**SOURCE INFORMATION**.

——

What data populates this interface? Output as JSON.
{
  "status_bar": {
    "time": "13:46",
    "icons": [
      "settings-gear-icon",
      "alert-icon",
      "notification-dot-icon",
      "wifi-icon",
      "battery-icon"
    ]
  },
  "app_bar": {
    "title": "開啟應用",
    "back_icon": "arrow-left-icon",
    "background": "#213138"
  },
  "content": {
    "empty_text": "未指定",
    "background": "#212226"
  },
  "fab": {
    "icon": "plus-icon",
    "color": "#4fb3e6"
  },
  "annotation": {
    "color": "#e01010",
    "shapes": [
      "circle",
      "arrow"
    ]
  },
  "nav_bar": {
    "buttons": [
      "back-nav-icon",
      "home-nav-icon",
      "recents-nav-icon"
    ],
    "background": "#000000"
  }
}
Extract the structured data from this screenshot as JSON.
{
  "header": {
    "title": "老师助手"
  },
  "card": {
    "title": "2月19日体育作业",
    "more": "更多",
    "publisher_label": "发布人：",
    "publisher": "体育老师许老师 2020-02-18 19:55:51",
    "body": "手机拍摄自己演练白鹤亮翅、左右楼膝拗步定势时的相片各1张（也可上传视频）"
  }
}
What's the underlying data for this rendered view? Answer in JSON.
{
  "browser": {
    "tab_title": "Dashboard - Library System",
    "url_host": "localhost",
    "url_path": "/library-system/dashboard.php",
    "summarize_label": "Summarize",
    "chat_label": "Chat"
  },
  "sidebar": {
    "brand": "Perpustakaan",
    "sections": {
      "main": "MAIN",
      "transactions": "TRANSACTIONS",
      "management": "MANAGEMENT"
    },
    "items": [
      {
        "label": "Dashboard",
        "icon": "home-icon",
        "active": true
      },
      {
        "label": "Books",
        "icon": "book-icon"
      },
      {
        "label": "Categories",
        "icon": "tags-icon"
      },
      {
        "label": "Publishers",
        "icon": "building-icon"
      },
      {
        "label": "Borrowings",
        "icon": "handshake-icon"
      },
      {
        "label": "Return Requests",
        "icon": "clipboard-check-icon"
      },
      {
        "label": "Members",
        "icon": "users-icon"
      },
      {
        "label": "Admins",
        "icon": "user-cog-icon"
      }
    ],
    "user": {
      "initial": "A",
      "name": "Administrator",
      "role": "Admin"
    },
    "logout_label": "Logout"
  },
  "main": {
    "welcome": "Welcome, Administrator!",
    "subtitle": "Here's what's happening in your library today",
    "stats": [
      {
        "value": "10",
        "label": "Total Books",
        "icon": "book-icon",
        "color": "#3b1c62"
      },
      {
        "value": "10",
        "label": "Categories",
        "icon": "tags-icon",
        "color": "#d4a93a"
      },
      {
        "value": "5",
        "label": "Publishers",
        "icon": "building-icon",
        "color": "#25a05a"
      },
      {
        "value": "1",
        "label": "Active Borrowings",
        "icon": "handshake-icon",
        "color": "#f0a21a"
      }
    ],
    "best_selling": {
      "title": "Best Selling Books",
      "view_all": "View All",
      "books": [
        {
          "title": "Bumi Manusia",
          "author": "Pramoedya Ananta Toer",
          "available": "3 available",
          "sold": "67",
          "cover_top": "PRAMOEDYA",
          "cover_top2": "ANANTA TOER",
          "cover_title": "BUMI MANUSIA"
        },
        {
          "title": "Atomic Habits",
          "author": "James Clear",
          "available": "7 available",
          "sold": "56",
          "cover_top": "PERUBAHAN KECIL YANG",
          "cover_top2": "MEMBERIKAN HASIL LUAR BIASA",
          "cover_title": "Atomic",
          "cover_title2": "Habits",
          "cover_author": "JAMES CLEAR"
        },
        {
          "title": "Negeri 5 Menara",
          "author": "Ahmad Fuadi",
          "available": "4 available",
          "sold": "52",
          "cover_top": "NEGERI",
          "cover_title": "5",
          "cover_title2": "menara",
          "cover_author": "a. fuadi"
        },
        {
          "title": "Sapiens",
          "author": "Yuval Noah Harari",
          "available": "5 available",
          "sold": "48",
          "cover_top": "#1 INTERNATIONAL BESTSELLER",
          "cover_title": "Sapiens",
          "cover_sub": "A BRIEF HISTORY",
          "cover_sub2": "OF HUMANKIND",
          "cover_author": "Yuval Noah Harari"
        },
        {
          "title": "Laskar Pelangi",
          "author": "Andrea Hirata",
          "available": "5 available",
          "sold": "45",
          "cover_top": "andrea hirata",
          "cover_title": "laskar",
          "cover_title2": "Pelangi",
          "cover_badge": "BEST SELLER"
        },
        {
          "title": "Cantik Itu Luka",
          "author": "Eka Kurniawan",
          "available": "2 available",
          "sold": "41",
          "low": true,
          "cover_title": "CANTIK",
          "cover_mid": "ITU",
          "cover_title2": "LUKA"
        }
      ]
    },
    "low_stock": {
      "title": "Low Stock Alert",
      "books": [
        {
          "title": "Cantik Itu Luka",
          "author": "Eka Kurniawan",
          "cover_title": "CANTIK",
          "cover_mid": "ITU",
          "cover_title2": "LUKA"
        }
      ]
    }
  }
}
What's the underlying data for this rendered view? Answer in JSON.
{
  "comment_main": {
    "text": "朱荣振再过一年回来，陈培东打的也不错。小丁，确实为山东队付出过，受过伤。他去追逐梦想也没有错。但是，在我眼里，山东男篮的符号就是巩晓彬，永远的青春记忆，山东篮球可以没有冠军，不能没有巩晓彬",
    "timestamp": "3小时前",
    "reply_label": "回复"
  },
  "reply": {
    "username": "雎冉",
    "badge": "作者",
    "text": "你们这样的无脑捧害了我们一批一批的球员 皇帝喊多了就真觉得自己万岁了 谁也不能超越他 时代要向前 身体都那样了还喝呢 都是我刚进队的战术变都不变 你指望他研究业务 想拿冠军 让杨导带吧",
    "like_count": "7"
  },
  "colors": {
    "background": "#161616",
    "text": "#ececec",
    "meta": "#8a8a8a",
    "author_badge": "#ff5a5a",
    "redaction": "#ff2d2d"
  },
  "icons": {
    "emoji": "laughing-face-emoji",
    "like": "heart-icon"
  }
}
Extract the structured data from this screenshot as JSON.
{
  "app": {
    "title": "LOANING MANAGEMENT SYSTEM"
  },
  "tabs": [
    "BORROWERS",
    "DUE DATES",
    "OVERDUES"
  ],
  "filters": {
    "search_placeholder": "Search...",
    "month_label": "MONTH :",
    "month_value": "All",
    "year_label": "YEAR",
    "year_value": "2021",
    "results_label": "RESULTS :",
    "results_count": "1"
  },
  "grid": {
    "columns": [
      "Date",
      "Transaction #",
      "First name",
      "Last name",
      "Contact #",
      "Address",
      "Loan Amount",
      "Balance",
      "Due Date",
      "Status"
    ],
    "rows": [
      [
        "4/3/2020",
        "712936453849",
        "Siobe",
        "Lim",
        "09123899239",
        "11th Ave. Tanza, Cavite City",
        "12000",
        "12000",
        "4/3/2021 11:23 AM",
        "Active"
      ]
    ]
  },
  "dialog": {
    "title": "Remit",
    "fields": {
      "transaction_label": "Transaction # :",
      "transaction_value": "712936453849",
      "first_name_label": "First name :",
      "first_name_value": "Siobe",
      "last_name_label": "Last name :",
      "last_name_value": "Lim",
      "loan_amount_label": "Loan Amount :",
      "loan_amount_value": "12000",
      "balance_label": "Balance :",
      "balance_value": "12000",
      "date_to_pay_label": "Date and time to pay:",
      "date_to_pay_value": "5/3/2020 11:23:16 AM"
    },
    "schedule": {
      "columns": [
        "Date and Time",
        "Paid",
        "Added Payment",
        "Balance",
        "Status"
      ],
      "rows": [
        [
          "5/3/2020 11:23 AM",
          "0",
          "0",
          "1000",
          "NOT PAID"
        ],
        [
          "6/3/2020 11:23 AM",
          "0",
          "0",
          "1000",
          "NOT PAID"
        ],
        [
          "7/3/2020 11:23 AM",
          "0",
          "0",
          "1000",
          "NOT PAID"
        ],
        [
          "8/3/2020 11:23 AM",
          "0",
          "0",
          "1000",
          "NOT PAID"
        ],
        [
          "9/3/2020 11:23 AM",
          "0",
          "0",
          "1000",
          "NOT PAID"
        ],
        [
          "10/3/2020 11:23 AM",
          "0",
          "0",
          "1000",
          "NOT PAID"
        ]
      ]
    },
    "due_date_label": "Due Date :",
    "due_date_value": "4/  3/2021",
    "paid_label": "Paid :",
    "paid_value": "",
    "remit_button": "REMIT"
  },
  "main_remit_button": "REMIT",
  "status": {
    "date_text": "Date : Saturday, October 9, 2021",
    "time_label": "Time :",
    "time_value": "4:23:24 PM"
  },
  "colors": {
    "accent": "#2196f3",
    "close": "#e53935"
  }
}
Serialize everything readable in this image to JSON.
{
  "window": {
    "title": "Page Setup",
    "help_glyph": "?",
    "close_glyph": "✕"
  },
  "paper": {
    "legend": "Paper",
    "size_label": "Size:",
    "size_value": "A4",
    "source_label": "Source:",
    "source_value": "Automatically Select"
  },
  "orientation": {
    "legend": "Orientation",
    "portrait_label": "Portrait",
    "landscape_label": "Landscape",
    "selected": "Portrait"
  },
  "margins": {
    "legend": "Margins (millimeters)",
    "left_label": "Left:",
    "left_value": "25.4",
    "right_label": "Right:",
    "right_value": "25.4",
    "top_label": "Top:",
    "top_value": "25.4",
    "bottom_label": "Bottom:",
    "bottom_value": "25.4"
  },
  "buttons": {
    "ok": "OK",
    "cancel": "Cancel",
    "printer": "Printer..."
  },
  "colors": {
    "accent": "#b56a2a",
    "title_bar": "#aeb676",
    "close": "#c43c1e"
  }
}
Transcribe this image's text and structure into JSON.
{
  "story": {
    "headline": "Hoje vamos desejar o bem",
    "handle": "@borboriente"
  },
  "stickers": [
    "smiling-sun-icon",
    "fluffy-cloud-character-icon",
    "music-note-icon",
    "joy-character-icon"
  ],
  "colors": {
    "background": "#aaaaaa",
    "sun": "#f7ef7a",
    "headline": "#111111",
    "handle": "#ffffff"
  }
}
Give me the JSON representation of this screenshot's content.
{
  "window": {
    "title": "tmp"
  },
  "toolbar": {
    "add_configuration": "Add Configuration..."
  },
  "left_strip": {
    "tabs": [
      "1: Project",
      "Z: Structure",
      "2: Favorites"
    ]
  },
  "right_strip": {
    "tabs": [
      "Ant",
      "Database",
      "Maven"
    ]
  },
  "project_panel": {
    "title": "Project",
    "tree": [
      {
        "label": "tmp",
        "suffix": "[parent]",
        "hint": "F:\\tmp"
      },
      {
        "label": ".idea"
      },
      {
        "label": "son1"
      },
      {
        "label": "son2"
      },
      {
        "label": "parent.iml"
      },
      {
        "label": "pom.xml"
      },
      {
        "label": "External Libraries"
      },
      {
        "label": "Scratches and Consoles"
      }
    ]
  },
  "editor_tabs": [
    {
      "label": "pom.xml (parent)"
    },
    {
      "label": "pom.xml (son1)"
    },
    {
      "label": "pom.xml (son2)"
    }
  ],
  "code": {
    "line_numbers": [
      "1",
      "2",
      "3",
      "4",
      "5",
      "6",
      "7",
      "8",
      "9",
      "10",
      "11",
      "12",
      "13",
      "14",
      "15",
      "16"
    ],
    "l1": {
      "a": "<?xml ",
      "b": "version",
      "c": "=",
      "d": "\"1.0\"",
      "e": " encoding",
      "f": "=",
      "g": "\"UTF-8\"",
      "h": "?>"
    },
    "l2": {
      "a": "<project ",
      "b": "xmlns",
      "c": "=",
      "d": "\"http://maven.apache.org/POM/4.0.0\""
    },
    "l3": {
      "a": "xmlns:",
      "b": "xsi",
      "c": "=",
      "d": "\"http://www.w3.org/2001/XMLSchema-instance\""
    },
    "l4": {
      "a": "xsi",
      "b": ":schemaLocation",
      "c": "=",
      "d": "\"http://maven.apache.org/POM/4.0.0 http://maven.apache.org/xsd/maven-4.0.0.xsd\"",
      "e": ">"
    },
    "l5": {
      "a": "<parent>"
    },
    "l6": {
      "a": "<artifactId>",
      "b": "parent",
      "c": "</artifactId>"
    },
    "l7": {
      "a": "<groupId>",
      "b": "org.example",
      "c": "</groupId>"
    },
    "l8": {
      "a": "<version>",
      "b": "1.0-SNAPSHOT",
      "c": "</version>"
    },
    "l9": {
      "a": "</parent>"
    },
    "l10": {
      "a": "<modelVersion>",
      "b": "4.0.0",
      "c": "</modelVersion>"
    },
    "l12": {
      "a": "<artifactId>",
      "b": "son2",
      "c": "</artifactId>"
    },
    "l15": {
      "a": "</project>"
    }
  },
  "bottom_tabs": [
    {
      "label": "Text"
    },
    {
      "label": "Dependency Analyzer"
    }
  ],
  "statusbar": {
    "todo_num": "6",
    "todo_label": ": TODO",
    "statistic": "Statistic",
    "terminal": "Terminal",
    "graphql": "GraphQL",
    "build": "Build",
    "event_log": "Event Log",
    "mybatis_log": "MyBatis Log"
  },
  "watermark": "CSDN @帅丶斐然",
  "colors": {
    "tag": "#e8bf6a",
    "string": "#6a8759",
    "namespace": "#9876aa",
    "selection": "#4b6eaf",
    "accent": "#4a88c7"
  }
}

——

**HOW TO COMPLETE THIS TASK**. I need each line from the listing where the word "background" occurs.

**RESPONSE AREA**.
    "background": "#213138"
    "background": "#212226"
    "background": "#000000"
    "background": "#161616",
    "background": "#aaaaaa",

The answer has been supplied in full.